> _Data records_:
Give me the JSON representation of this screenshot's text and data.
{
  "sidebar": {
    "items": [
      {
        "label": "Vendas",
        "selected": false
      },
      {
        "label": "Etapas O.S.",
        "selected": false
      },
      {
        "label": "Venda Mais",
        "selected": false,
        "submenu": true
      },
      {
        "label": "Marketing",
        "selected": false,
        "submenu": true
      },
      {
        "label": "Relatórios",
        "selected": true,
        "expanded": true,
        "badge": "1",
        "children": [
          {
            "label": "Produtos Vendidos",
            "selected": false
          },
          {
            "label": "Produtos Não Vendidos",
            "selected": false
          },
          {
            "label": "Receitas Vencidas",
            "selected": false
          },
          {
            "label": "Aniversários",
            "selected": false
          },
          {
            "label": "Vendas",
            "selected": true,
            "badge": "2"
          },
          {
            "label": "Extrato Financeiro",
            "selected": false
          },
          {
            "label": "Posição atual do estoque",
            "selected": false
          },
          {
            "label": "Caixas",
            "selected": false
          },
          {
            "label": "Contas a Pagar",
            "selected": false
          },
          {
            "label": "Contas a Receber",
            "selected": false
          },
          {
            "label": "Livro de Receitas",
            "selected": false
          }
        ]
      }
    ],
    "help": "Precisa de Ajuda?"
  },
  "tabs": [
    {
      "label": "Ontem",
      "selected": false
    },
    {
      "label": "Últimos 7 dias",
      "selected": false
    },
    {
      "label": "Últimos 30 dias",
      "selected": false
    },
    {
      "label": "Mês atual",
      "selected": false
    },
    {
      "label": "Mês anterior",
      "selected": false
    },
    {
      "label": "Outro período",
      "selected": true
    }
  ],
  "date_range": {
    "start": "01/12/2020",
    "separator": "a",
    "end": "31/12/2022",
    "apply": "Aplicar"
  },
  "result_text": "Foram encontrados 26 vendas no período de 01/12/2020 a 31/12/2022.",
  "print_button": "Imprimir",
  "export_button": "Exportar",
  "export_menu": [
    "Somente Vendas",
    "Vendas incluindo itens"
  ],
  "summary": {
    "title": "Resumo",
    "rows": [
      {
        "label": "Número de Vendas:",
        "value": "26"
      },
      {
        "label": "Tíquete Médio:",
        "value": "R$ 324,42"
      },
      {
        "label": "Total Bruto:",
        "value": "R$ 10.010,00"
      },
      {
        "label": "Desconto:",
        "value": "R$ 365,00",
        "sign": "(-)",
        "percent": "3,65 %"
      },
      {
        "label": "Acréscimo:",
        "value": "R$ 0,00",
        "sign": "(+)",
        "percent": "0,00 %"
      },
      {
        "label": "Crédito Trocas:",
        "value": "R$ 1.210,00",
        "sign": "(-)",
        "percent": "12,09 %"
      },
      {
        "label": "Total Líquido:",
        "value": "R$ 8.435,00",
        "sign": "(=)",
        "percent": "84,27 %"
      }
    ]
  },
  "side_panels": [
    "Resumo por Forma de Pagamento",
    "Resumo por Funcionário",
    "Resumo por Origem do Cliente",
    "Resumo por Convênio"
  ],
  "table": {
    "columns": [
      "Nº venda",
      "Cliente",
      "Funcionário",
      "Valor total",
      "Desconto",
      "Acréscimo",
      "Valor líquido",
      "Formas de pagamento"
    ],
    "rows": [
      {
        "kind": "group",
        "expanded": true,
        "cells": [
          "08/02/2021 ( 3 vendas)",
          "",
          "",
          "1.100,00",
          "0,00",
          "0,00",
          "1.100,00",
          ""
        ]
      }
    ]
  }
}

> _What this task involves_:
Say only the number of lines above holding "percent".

> _Task response_:
4